In the copy you make, keep each entry exactly as it is and leave out all images.
--- Record extracts Enclosed Below ---
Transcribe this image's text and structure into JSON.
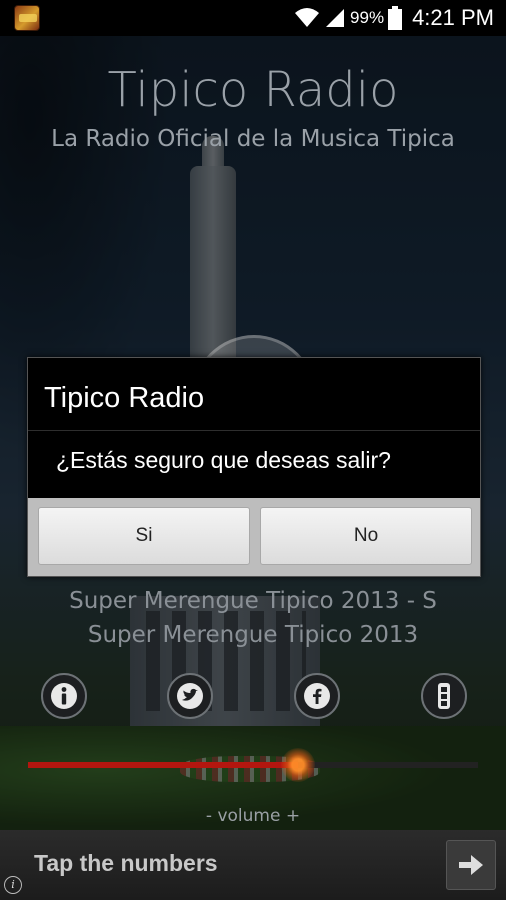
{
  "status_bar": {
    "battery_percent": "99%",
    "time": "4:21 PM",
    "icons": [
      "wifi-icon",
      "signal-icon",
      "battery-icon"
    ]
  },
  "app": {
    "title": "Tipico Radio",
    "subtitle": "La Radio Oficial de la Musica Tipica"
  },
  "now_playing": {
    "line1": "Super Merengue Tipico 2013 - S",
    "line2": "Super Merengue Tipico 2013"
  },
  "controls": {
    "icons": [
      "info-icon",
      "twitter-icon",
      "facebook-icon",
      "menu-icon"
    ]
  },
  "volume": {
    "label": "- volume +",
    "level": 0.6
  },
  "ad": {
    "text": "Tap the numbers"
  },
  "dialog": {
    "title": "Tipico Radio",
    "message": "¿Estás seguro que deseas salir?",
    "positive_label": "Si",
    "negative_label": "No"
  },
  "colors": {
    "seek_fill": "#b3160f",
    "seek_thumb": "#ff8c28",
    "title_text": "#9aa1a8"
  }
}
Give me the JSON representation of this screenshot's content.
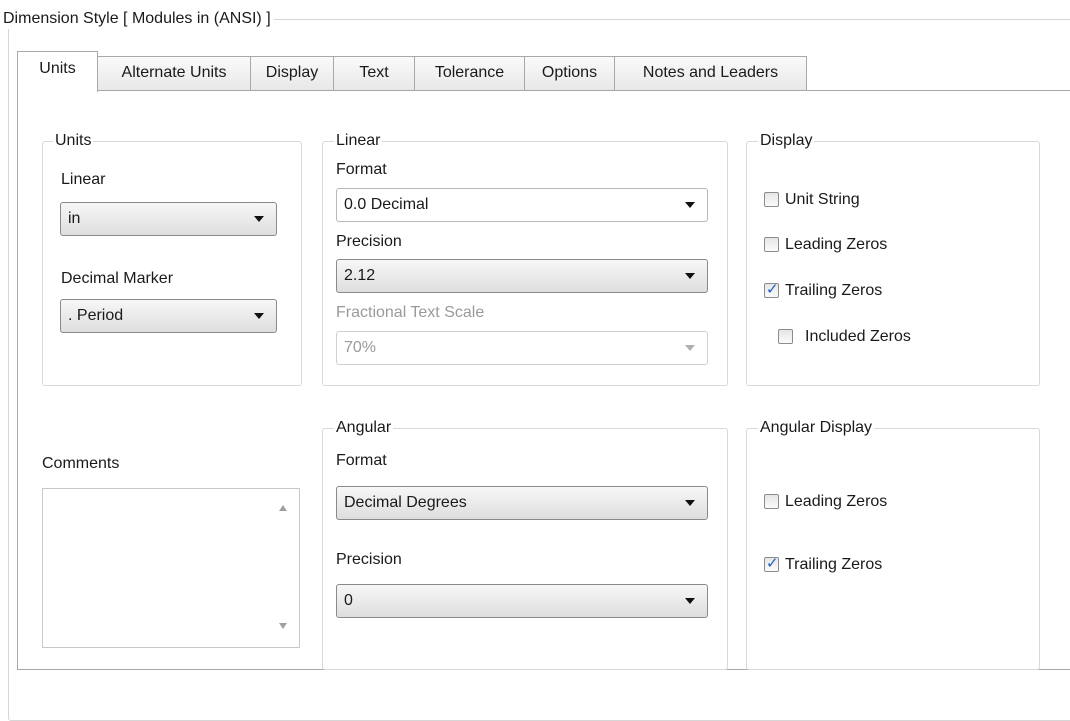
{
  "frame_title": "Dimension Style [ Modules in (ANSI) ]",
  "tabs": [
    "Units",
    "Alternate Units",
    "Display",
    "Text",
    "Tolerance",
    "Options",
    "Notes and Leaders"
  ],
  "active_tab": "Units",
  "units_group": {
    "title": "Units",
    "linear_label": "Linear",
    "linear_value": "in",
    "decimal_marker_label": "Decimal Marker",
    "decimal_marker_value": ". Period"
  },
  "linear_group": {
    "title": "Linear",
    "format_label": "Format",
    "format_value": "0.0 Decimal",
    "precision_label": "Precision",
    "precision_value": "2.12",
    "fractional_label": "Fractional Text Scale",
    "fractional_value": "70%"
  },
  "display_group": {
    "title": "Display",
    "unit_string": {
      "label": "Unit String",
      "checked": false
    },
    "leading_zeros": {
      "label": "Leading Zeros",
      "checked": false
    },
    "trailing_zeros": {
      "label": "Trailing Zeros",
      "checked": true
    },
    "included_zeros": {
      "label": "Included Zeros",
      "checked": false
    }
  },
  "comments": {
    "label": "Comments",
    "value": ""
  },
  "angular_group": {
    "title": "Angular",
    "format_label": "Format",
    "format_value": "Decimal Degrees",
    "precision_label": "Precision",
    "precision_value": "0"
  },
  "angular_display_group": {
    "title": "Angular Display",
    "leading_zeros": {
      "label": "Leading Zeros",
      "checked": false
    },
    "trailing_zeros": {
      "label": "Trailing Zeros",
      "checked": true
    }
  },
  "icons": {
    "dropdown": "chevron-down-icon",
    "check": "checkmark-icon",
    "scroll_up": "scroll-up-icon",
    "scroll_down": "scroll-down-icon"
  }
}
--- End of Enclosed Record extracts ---
• **Solved exercise**:
Transcribe this image's text and structure into JSON.
{
  "status_bar": {
    "battery_percent": "99%",
    "time": "4:21 PM",
    "icons": [
      "wifi-icon",
      "signal-icon",
      "battery-icon"
    ]
  },
  "app": {
    "title": "Tipico Radio",
    "subtitle": "La Radio Oficial de la Musica Tipica"
  },
  "now_playing": {
    "line1": "Super Merengue Tipico 2013 - S",
    "line2": "Super Merengue Tipico 2013"
  },
  "controls": {
    "icons": [
      "info-icon",
      "twitter-icon",
      "facebook-icon",
      "menu-icon"
    ]
  },
  "volume": {
    "label": "- volume +",
    "level": 0.6
  },
  "ad": {
    "text": "Tap the numbers"
  },
  "dialog": {
    "title": "Tipico Radio",
    "message": "¿Estás seguro que deseas salir?",
    "positive_label": "Si",
    "negative_label": "No"
  },
  "colors": {
    "seek_fill": "#b3160f",
    "seek_thumb": "#ff8c28",
    "title_text": "#9aa1a8"
  }
}
Give me the JSON representation of this screenshot's content.
{
  "frame_title": "Dimension Style [ Modules in (ANSI) ]",
  "tabs": [
    "Units",
    "Alternate Units",
    "Display",
    "Text",
    "Tolerance",
    "Options",
    "Notes and Leaders"
  ],
  "active_tab": "Units",
  "units_group": {
    "title": "Units",
    "linear_label": "Linear",
    "linear_value": "in",
    "decimal_marker_label": "Decimal Marker",
    "decimal_marker_value": ". Period"
  },
  "linear_group": {
    "title": "Linear",
    "format_label": "Format",
    "format_value": "0.0 Decimal",
    "precision_label": "Precision",
    "precision_value": "2.12",
    "fractional_label": "Fractional Text Scale",
    "fractional_value": "70%"
  },
  "display_group": {
    "title": "Display",
    "unit_string": {
      "label": "Unit String",
      "checked": false
    },
    "leading_zeros": {
      "label": "Leading Zeros",
      "checked": false
    },
    "trailing_zeros": {
      "label": "Trailing Zeros",
      "checked": true
    },
    "included_zeros": {
      "label": "Included Zeros",
      "checked": false
    }
  },
  "comments": {
    "label": "Comments",
    "value": ""
  },
  "angular_group": {
    "title": "Angular",
    "format_label": "Format",
    "format_value": "Decimal Degrees",
    "precision_label": "Precision",
    "precision_value": "0"
  },
  "angular_display_group": {
    "title": "Angular Display",
    "leading_zeros": {
      "label": "Leading Zeros",
      "checked": false
    },
    "trailing_zeros": {
      "label": "Trailing Zeros",
      "checked": true
    }
  },
  "icons": {
    "dropdown": "chevron-down-icon",
    "check": "checkmark-icon",
    "scroll_up": "scroll-up-icon",
    "scroll_down": "scroll-down-icon"
  }
}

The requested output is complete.